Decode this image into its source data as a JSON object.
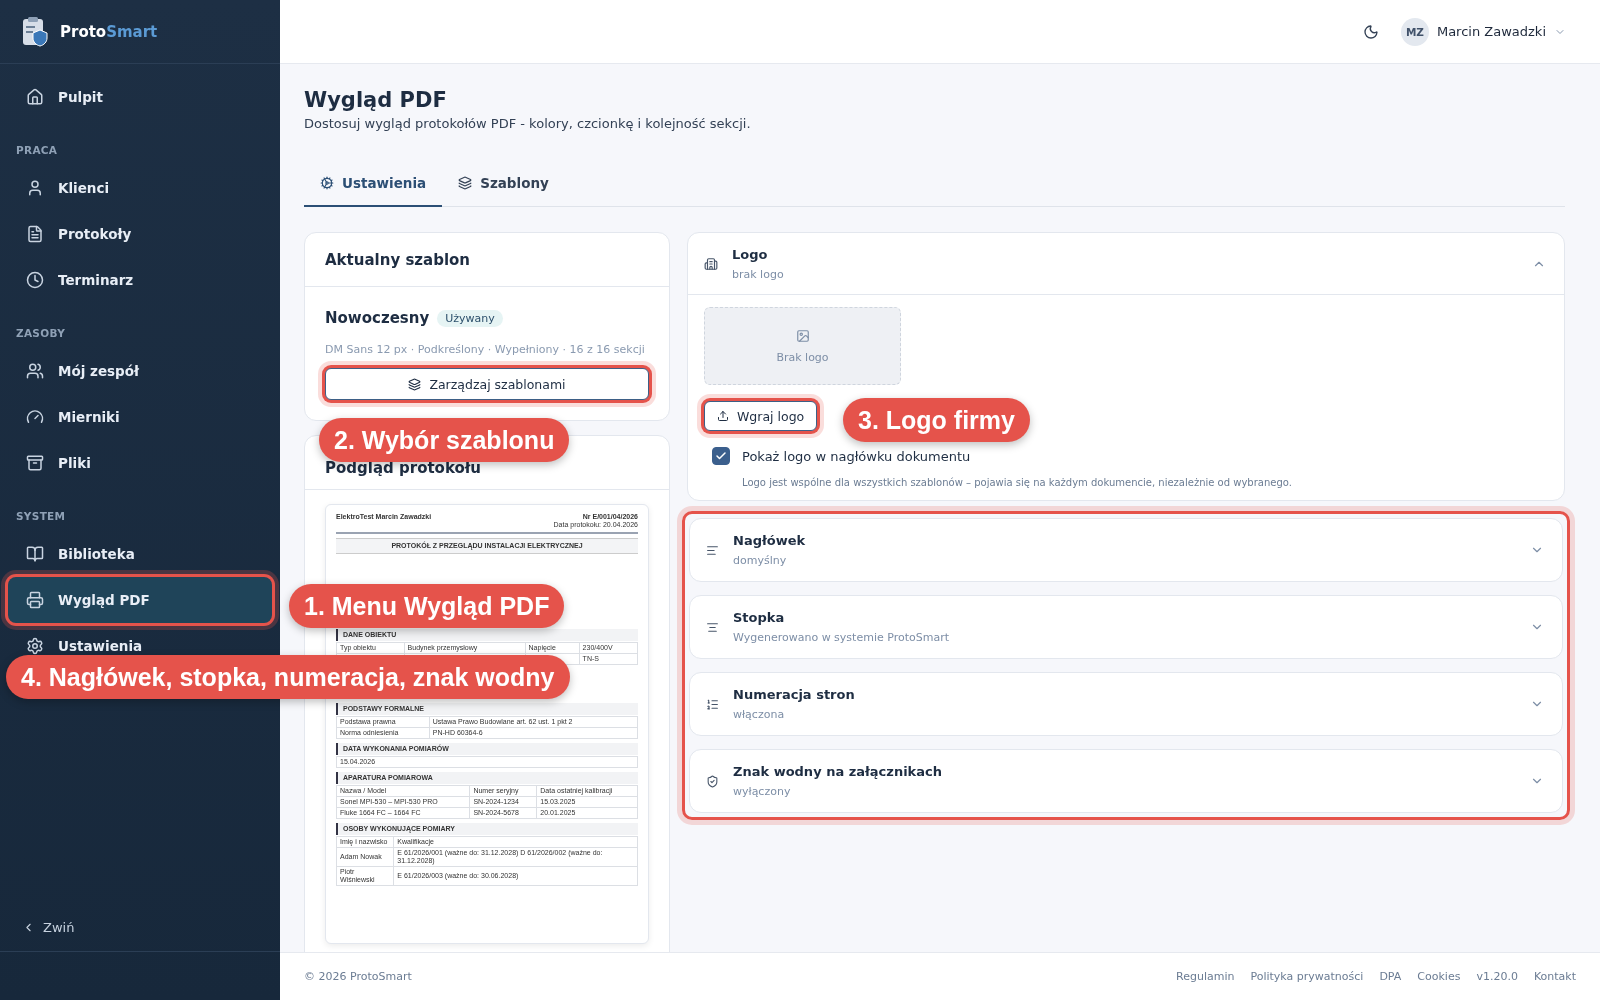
{
  "sidebar": {
    "brand_first": "Proto",
    "brand_second": "Smart",
    "groups": [
      {
        "items": [
          {
            "label": "Pulpit",
            "selected": false,
            "highlighted": false
          }
        ]
      },
      {
        "heading": "PRACA",
        "items": [
          {
            "label": "Klienci",
            "selected": false,
            "highlighted": false
          },
          {
            "label": "Protokoły",
            "selected": false,
            "highlighted": false
          },
          {
            "label": "Terminarz",
            "selected": false,
            "highlighted": false
          }
        ]
      },
      {
        "heading": "ZASOBY",
        "items": [
          {
            "label": "Mój zespół",
            "selected": false,
            "highlighted": false
          },
          {
            "label": "Mierniki",
            "selected": false,
            "highlighted": false
          },
          {
            "label": "Pliki",
            "selected": false,
            "highlighted": false
          }
        ]
      },
      {
        "heading": "SYSTEM",
        "items": [
          {
            "label": "Biblioteka",
            "selected": false,
            "highlighted": false
          },
          {
            "label": "Wygląd PDF",
            "selected": true,
            "highlighted": true
          },
          {
            "label": "Ustawienia",
            "selected": false,
            "highlighted": false
          }
        ]
      }
    ],
    "collapse": "Zwiń"
  },
  "topbar": {
    "user_initials": "MZ",
    "user_name": "Marcin Zawadzki"
  },
  "page": {
    "title": "Wygląd PDF",
    "subtitle": "Dostosuj wygląd protokołów PDF - kolory, czcionkę i kolejność sekcji.",
    "tabs": [
      {
        "label": "Ustawienia",
        "selected": true
      },
      {
        "label": "Szablony",
        "selected": false
      }
    ]
  },
  "template_card": {
    "title": "Aktualny szablon",
    "name": "Nowoczesny",
    "badge": "Używany",
    "details": "DM Sans 12 px · Podkreślony · Wypełniony · 16 z 16 sekcji",
    "button": "Zarządzaj szablonami",
    "highlighted": true
  },
  "preview_card": {
    "title": "Podgląd protokołu",
    "document": {
      "company": "ElektroTest Marcin Zawadzki",
      "number": "Nr E/001/04/2026",
      "date": "Data protokołu: 20.04.2026",
      "title": "PROTOKÓŁ Z PRZEGLĄDU INSTALACJI ELEKTRYCZNEJ",
      "sections": [
        {
          "heading": "DANE OBIEKTU",
          "rows": [
            [
              "Typ obiektu",
              "Budynek przemysłowy",
              "Napięcie",
              "230/400V"
            ],
            [
              null,
              null,
              null,
              "TN-S"
            ]
          ]
        },
        {
          "heading": "PODSTAWY FORMALNE",
          "rows": [
            [
              "Podstawa prawna",
              "Ustawa Prawo Budowlane art. 62 ust. 1 pkt 2"
            ],
            [
              "Norma odniesienia",
              "PN-HD 60364-6"
            ]
          ]
        },
        {
          "heading": "DATA WYKONANIA POMIARÓW",
          "rows": [
            [
              "15.04.2026"
            ]
          ]
        },
        {
          "heading": "APARATURA POMIAROWA",
          "rows": [
            [
              "Nazwa / Model",
              "Numer seryjny",
              "Data ostatniej kalibracji"
            ],
            [
              "Sonel MPI-530 – MPI-530 PRO",
              "SN-2024-1234",
              "15.03.2025"
            ],
            [
              "Fluke 1664 FC – 1664 FC",
              "SN-2024-5678",
              "20.01.2025"
            ]
          ]
        },
        {
          "heading": "OSOBY WYKONUJĄCE POMIARY",
          "rows": [
            [
              "Imię i nazwisko",
              "Kwalifikacje"
            ],
            [
              "Adam Nowak",
              "E 61/2026/001 (ważne do: 31.12.2028) D 61/2026/002 (ważne do: 31.12.2028)"
            ],
            [
              "Piotr Wiśniewski",
              "E 61/2026/003 (ważne do: 30.06.2028)"
            ]
          ]
        }
      ]
    }
  },
  "logo_section": {
    "title": "Logo",
    "subtitle": "brak logo",
    "expanded": true,
    "placeholder": "Brak logo",
    "upload_button": "Wgraj logo",
    "upload_highlighted": true,
    "checkbox": {
      "label": "Pokaż logo w nagłówku dokumentu",
      "checked": true
    },
    "note": "Logo jest wspólne dla wszystkich szablonów – pojawia się na każdym dokumencie, niezależnie od wybranego."
  },
  "sections_highlighted": true,
  "sections": [
    {
      "title": "Nagłówek",
      "subtitle": "domyślny",
      "expanded": false
    },
    {
      "title": "Stopka",
      "subtitle": "Wygenerowano w systemie ProtoSmart",
      "expanded": false
    },
    {
      "title": "Numeracja stron",
      "subtitle": "włączona",
      "expanded": false
    },
    {
      "title": "Znak wodny na załącznikach",
      "subtitle": "wyłączony",
      "expanded": false
    }
  ],
  "annotations": [
    {
      "label": "2. Wybór szablonu"
    },
    {
      "label": "3. Logo firmy"
    },
    {
      "label": "1. Menu Wygląd PDF"
    },
    {
      "label": "4. Nagłówek, stopka, numeracja, znak wodny"
    }
  ],
  "footer": {
    "copyright": "© 2026 ProtoSmart",
    "links": [
      "Regulamin",
      "Polityka prywatności",
      "DPA",
      "Cookies",
      "v1.20.0",
      "Kontakt"
    ]
  }
}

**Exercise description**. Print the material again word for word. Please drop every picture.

**Response**.
Decode this image into its source data as a JSON object.
{
  "sidebar": {
    "brand_first": "Proto",
    "brand_second": "Smart",
    "groups": [
      {
        "items": [
          {
            "label": "Pulpit",
            "selected": false,
            "highlighted": false
          }
        ]
      },
      {
        "heading": "PRACA",
        "items": [
          {
            "label": "Klienci",
            "selected": false,
            "highlighted": false
          },
          {
            "label": "Protokoły",
            "selected": false,
            "highlighted": false
          },
          {
            "label": "Terminarz",
            "selected": false,
            "highlighted": false
          }
        ]
      },
      {
        "heading": "ZASOBY",
        "items": [
          {
            "label": "Mój zespół",
            "selected": false,
            "highlighted": false
          },
          {
            "label": "Mierniki",
            "selected": false,
            "highlighted": false
          },
          {
            "label": "Pliki",
            "selected": false,
            "highlighted": false
          }
        ]
      },
      {
        "heading": "SYSTEM",
        "items": [
          {
            "label": "Biblioteka",
            "selected": false,
            "highlighted": false
          },
          {
            "label": "Wygląd PDF",
            "selected": true,
            "highlighted": true
          },
          {
            "label": "Ustawienia",
            "selected": false,
            "highlighted": false
          }
        ]
      }
    ],
    "collapse": "Zwiń"
  },
  "topbar": {
    "user_initials": "MZ",
    "user_name": "Marcin Zawadzki"
  },
  "page": {
    "title": "Wygląd PDF",
    "subtitle": "Dostosuj wygląd protokołów PDF - kolory, czcionkę i kolejność sekcji.",
    "tabs": [
      {
        "label": "Ustawienia",
        "selected": true
      },
      {
        "label": "Szablony",
        "selected": false
      }
    ]
  },
  "template_card": {
    "title": "Aktualny szablon",
    "name": "Nowoczesny",
    "badge": "Używany",
    "details": "DM Sans 12 px · Podkreślony · Wypełniony · 16 z 16 sekcji",
    "button": "Zarządzaj szablonami",
    "highlighted": true
  },
  "preview_card": {
    "title": "Podgląd protokołu",
    "document": {
      "company": "ElektroTest Marcin Zawadzki",
      "number": "Nr E/001/04/2026",
      "date": "Data protokołu: 20.04.2026",
      "title": "PROTOKÓŁ Z PRZEGLĄDU INSTALACJI ELEKTRYCZNEJ",
      "sections": [
        {
          "heading": "DANE OBIEKTU",
          "rows": [
            [
              "Typ obiektu",
              "Budynek przemysłowy",
              "Napięcie",
              "230/400V"
            ],
            [
              null,
              null,
              null,
              "TN-S"
            ]
          ]
        },
        {
          "heading": "PODSTAWY FORMALNE",
          "rows": [
            [
              "Podstawa prawna",
              "Ustawa Prawo Budowlane art. 62 ust. 1 pkt 2"
            ],
            [
              "Norma odniesienia",
              "PN-HD 60364-6"
            ]
          ]
        },
        {
          "heading": "DATA WYKONANIA POMIARÓW",
          "rows": [
            [
              "15.04.2026"
            ]
          ]
        },
        {
          "heading": "APARATURA POMIAROWA",
          "rows": [
            [
              "Nazwa / Model",
              "Numer seryjny",
              "Data ostatniej kalibracji"
            ],
            [
              "Sonel MPI-530 – MPI-530 PRO",
              "SN-2024-1234",
              "15.03.2025"
            ],
            [
              "Fluke 1664 FC – 1664 FC",
              "SN-2024-5678",
              "20.01.2025"
            ]
          ]
        },
        {
          "heading": "OSOBY WYKONUJĄCE POMIARY",
          "rows": [
            [
              "Imię i nazwisko",
              "Kwalifikacje"
            ],
            [
              "Adam Nowak",
              "E 61/2026/001 (ważne do: 31.12.2028) D 61/2026/002 (ważne do: 31.12.2028)"
            ],
            [
              "Piotr Wiśniewski",
              "E 61/2026/003 (ważne do: 30.06.2028)"
            ]
          ]
        }
      ]
    }
  },
  "logo_section": {
    "title": "Logo",
    "subtitle": "brak logo",
    "expanded": true,
    "placeholder": "Brak logo",
    "upload_button": "Wgraj logo",
    "upload_highlighted": true,
    "checkbox": {
      "label": "Pokaż logo w nagłówku dokumentu",
      "checked": true
    },
    "note": "Logo jest wspólne dla wszystkich szablonów – pojawia się na każdym dokumencie, niezależnie od wybranego."
  },
  "sections_highlighted": true,
  "sections": [
    {
      "title": "Nagłówek",
      "subtitle": "domyślny",
      "expanded": false
    },
    {
      "title": "Stopka",
      "subtitle": "Wygenerowano w systemie ProtoSmart",
      "expanded": false
    },
    {
      "title": "Numeracja stron",
      "subtitle": "włączona",
      "expanded": false
    },
    {
      "title": "Znak wodny na załącznikach",
      "subtitle": "wyłączony",
      "expanded": false
    }
  ],
  "annotations": [
    {
      "label": "2. Wybór szablonu"
    },
    {
      "label": "3. Logo firmy"
    },
    {
      "label": "1. Menu Wygląd PDF"
    },
    {
      "label": "4. Nagłówek, stopka, numeracja, znak wodny"
    }
  ],
  "footer": {
    "copyright": "© 2026 ProtoSmart",
    "links": [
      "Regulamin",
      "Polityka prywatności",
      "DPA",
      "Cookies",
      "v1.20.0",
      "Kontakt"
    ]
  }
}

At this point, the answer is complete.